Back to the main trail, we pick up our packs and search for a lunch spot. We hike on without seeing any other hikers in this remote corner of the park.
Eventually, we come to a prime view of the Yellowstone Cliffs, and Matt drops his pack and promptly sets up his camp chair. He excitedly removes his boots and socks and declares that it is time for some total relaxation. It appears there is no stopping him, so I go along with it. We indulge in our final fresh lunch of tofurkey, cheese and avocado wraps and journal for quite some time while we charge our mirrorless camera battery in the midday sun. It’s a pretty sweet spot to wile away a few hours.
With quite a few miles and at least a 3200 foot drop in elevation yet to go, we know the fun can’t last forever. We reluctantly pack up and put the boots and packs back on. From there, its down, down, down to the Carbon River along way too many switchbacks to count. At first, we are in the open sun, and there are lots of interesting flowers doing their best to compete with the open views of Rainier.
Eventually we dip down into the forest. We lose the views and the flora, but the break from the hot afternoon sun is a nice trade off. The trail down starts out pretty bare and monotonous, but the flora become more lush and diverse the closer we get to Carbon River.
When we finally reach the bottom, our knees are screaming, and we take a break at a clear stream to filter some water. It is a super-cold, glacially-fed run-off stream, and the water is so refreshing to drink. Oh, the simple pleasures of the trail!
The Carbon River is a torrent, and we are relieved to see a solid, freshly-constructed bridge where we can cross. The river bed looks flooded at the moment, reminding us how these glacial rivers are often a constant headache for the trail crews charged with maintaining the bridges.
We pick up the Wonderland Trail on the opposite bank and head north towards Ipsut Creek along the river’s edge for quite a while. This is a section of the official WT that we did not do in 2014, opting to go over Spray Park instead. Even though we are eager to see what this part of the trail is like, we are still about two miles from camp and ready to be done hiking for the day.

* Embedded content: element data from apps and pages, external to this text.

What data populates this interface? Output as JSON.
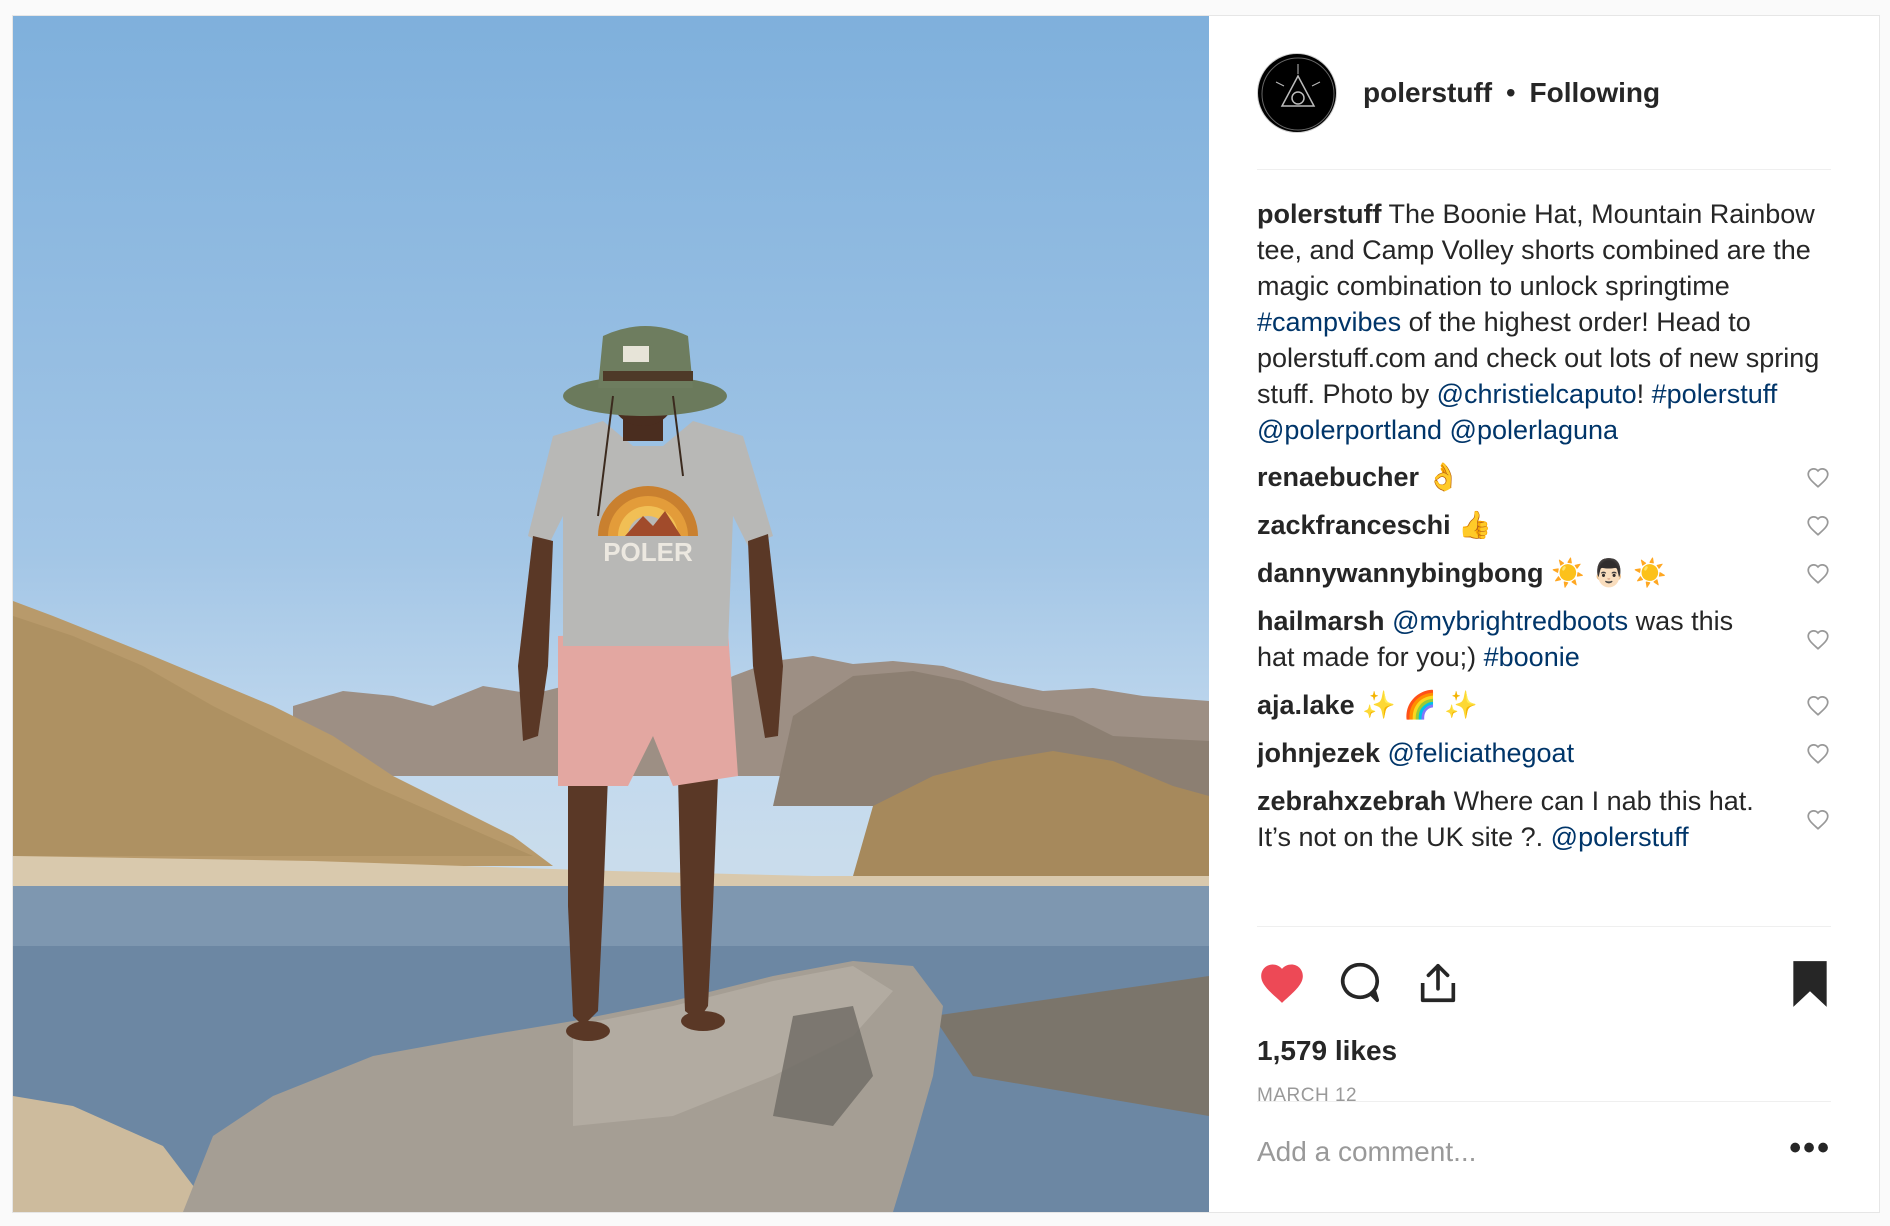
{
  "post": {
    "author": {
      "username": "polerstuff",
      "separator": "•",
      "follow_status": "Following"
    },
    "caption": {
      "username": "polerstuff",
      "parts": [
        {
          "text": " The Boonie Hat, Mountain Rainbow tee, and Camp Volley shorts combined are the magic combination to unlock springtime ",
          "link": false
        },
        {
          "text": "#campvibes",
          "link": true
        },
        {
          "text": " of the highest order! Head to polerstuff.com and check out lots of new spring stuff. Photo by ",
          "link": false
        },
        {
          "text": "@christielcaputo",
          "link": true
        },
        {
          "text": "! ",
          "link": false
        },
        {
          "text": "#polerstuff",
          "link": true
        },
        {
          "text": " ",
          "link": false
        },
        {
          "text": "@polerportland",
          "link": true
        },
        {
          "text": " ",
          "link": false
        },
        {
          "text": "@polerlaguna",
          "link": true
        }
      ]
    },
    "comments": [
      {
        "username": "renaebucher",
        "parts": [
          {
            "text": " 👌",
            "link": false
          }
        ]
      },
      {
        "username": "zackfranceschi",
        "parts": [
          {
            "text": " 👍",
            "link": false
          }
        ]
      },
      {
        "username": "dannywannybingbong",
        "parts": [
          {
            "text": " ☀️ 👨🏻 ☀️",
            "link": false
          }
        ]
      },
      {
        "username": "hailmarsh",
        "parts": [
          {
            "text": " ",
            "link": false
          },
          {
            "text": "@mybrightredboots",
            "link": true
          },
          {
            "text": " was this hat made for you;) ",
            "link": false
          },
          {
            "text": "#boonie",
            "link": true
          }
        ]
      },
      {
        "username": "aja.lake",
        "parts": [
          {
            "text": " ✨ 🌈 ✨",
            "link": false
          }
        ]
      },
      {
        "username": "johnjezek",
        "parts": [
          {
            "text": " ",
            "link": false
          },
          {
            "text": "@feliciathegoat",
            "link": true
          }
        ]
      },
      {
        "username": "zebrahxzebrah",
        "parts": [
          {
            "text": " Where can I nab this hat. It’s not on the UK site ?. ",
            "link": false
          },
          {
            "text": "@polerstuff",
            "link": true
          }
        ]
      }
    ],
    "likes_text": "1,579 likes",
    "date_text": "MARCH 12",
    "add_comment_placeholder": "Add a comment...",
    "more_label": "•••",
    "photo_shirt_text": "POLER",
    "icons": {
      "like": "heart-filled-icon",
      "comment": "comment-bubble-icon",
      "share": "share-upload-icon",
      "save": "bookmark-filled-icon",
      "comment_like": "heart-outline-icon"
    },
    "colors": {
      "like_red": "#ed4956",
      "link_blue": "#003569",
      "muted_gray": "#999999"
    }
  }
}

We are moving along in a trance-like state when all of a sudden I see a mass of a wriggling, writhing commotion on the trail just a few feet ahead of me. I jump backward and exclaim, Snakes!, which shakes Matt out of his hiking stupor instantly. The snakes must have been sunning themselves on the hot, rocky trail, but our sudden arrival has them slithering to the base of the closest boulder in a mildly disturbing, tangled mess that resembles the hairdo of Medusa.
The snakes are moving so chaotically that it is hard to count how many of them there are, but there must be at least 8-10. They are dark with either orange or yellow racing stripes running along their bodies, and they seem pretty unhappy to have their afternoon siesta interrupted by a pair of hikers. They are wriggling en masse just a few feet off the trail, so we skirt around them and try to get a shot. The afternoon light is still harsh and contrasty, and this is definitely one animal (or entire group of them, in this case!) that I am willing to keep my distance from.
The adrenaline from the snake encounter wakes us up a bit, even though the next couple of miles of trail are pretty uneventful. The trail runs very close to the river here, and there are several spots along the way where we have to watch our footing because of the erosion damage that has occurred during flooding.
We finally arrive in camp around 7 pm. Ipsut Creek is an old, abandoned drive-in campground, and we walk around the loop looking for the best available campsite. By this point in the day, the campground is almost full with other hikers, but we eventually find a decent site at the far end of the loop.
The sites are all individual with flat tent pads, picnic tables and bear boxes. There are even outhouses with toilet paper and hand sanitizer—it feels like we are practically staying at the Ritz tonight!